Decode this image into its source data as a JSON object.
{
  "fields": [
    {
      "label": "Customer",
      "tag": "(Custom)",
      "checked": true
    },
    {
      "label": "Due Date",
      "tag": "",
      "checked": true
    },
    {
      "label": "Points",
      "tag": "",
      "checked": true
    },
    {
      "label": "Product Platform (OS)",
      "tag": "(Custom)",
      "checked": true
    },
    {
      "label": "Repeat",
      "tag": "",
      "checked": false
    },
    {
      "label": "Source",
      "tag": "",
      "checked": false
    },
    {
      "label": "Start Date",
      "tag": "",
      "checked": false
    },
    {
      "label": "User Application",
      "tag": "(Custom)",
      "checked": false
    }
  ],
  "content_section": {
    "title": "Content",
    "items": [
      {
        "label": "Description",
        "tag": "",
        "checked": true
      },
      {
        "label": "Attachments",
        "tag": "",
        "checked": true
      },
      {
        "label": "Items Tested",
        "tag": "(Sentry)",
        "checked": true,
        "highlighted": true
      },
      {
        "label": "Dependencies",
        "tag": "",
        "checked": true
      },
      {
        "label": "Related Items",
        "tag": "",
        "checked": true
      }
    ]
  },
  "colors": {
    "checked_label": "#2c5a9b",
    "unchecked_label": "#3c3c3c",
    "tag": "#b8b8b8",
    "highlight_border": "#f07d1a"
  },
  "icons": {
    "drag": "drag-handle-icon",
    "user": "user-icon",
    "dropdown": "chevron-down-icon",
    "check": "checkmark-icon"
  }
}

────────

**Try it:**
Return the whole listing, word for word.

**Your response:**
Decode this image into its source data as a JSON object.
{
  "fields": [
    {
      "label": "Customer",
      "tag": "(Custom)",
      "checked": true
    },
    {
      "label": "Due Date",
      "tag": "",
      "checked": true
    },
    {
      "label": "Points",
      "tag": "",
      "checked": true
    },
    {
      "label": "Product Platform (OS)",
      "tag": "(Custom)",
      "checked": true
    },
    {
      "label": "Repeat",
      "tag": "",
      "checked": false
    },
    {
      "label": "Source",
      "tag": "",
      "checked": false
    },
    {
      "label": "Start Date",
      "tag": "",
      "checked": false
    },
    {
      "label": "User Application",
      "tag": "(Custom)",
      "checked": false
    }
  ],
  "content_section": {
    "title": "Content",
    "items": [
      {
        "label": "Description",
        "tag": "",
        "checked": true
      },
      {
        "label": "Attachments",
        "tag": "",
        "checked": true
      },
      {
        "label": "Items Tested",
        "tag": "(Sentry)",
        "checked": true,
        "highlighted": true
      },
      {
        "label": "Dependencies",
        "tag": "",
        "checked": true
      },
      {
        "label": "Related Items",
        "tag": "",
        "checked": true
      }
    ]
  },
  "colors": {
    "checked_label": "#2c5a9b",
    "unchecked_label": "#3c3c3c",
    "tag": "#b8b8b8",
    "highlight_border": "#f07d1a"
  },
  "icons": {
    "drag": "drag-handle-icon",
    "user": "user-icon",
    "dropdown": "chevron-down-icon",
    "check": "checkmark-icon"
  }
}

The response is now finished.